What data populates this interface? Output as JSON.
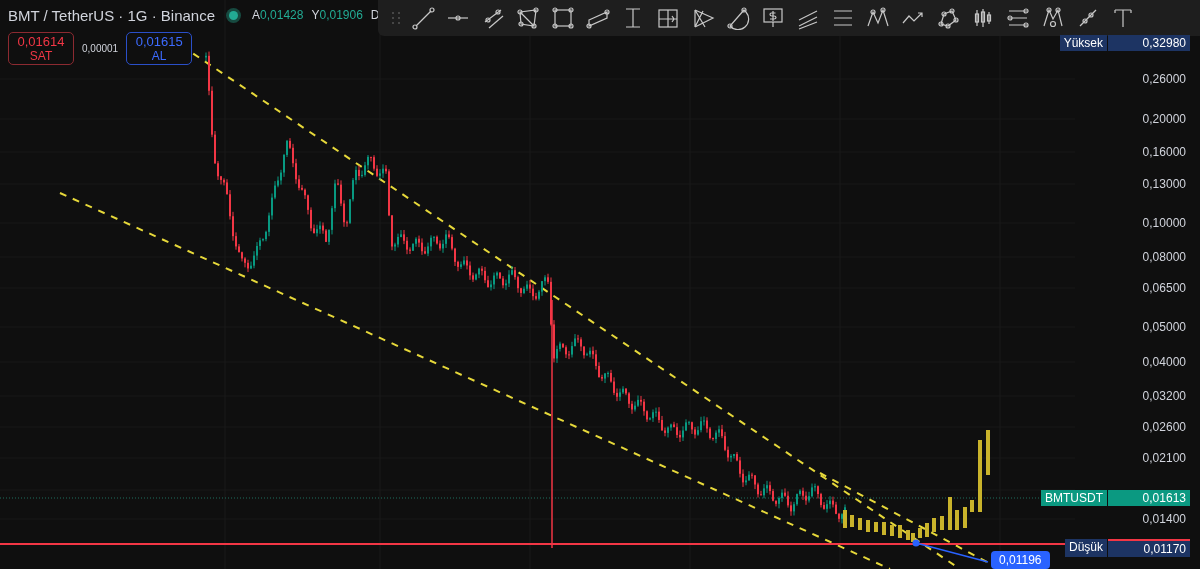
{
  "header": {
    "title": "BMT / TetherUS · 1G · Binance",
    "ohlc": [
      {
        "label": "A",
        "value": "0,01428"
      },
      {
        "label": "Y",
        "value": "0,01906"
      }
    ],
    "cut_label": "D"
  },
  "trade_buttons": [
    {
      "kind": "sell",
      "price": "0,01614",
      "action": "SAT"
    },
    {
      "kind": "buy",
      "price": "0,01615",
      "action": "AL"
    }
  ],
  "spread": "0,00001",
  "price_axis": {
    "ticks": [
      "0,26000",
      "0,20000",
      "0,16000",
      "0,13000",
      "0,10000",
      "0,08000",
      "0,06500",
      "0,05000",
      "0,04000",
      "0,03200",
      "0,02600",
      "0,02100",
      "0,01400"
    ],
    "markers": [
      {
        "kind": "high",
        "label": "Yüksek",
        "value": "0,32980"
      },
      {
        "kind": "last",
        "label": "BMTUSDT",
        "value": "0,01613"
      },
      {
        "kind": "low",
        "label": "Düşük",
        "value": "0,01170"
      }
    ]
  },
  "price_callout": "0,01196"
}
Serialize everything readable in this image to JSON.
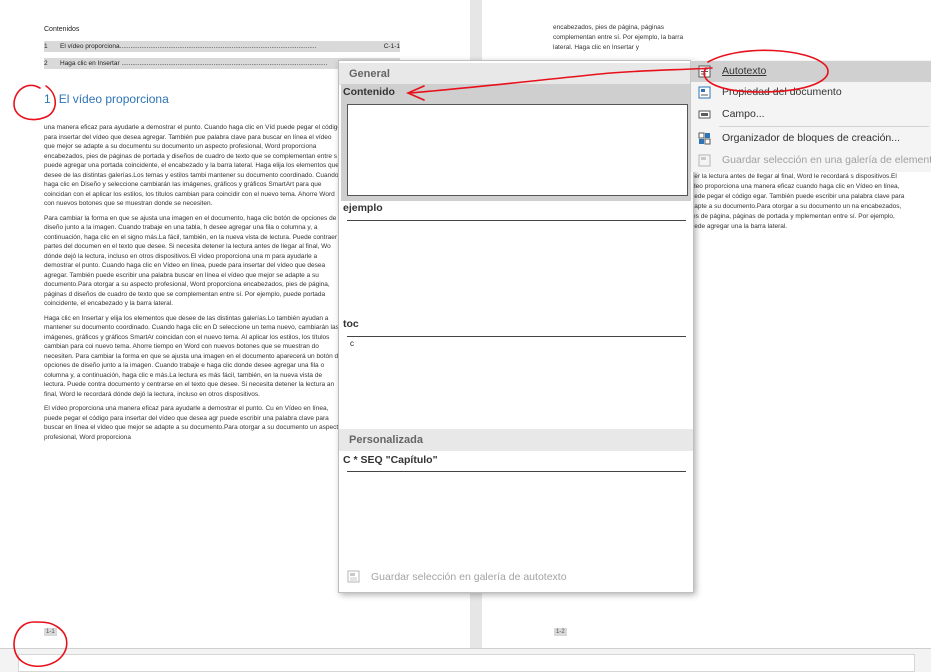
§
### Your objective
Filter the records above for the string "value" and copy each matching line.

### Answer for this exercise
        "value": "0,01428"
        "value": "0,01906"
        "value": "0,32980"
        "value": "0,01613"
        "value": "0,01170"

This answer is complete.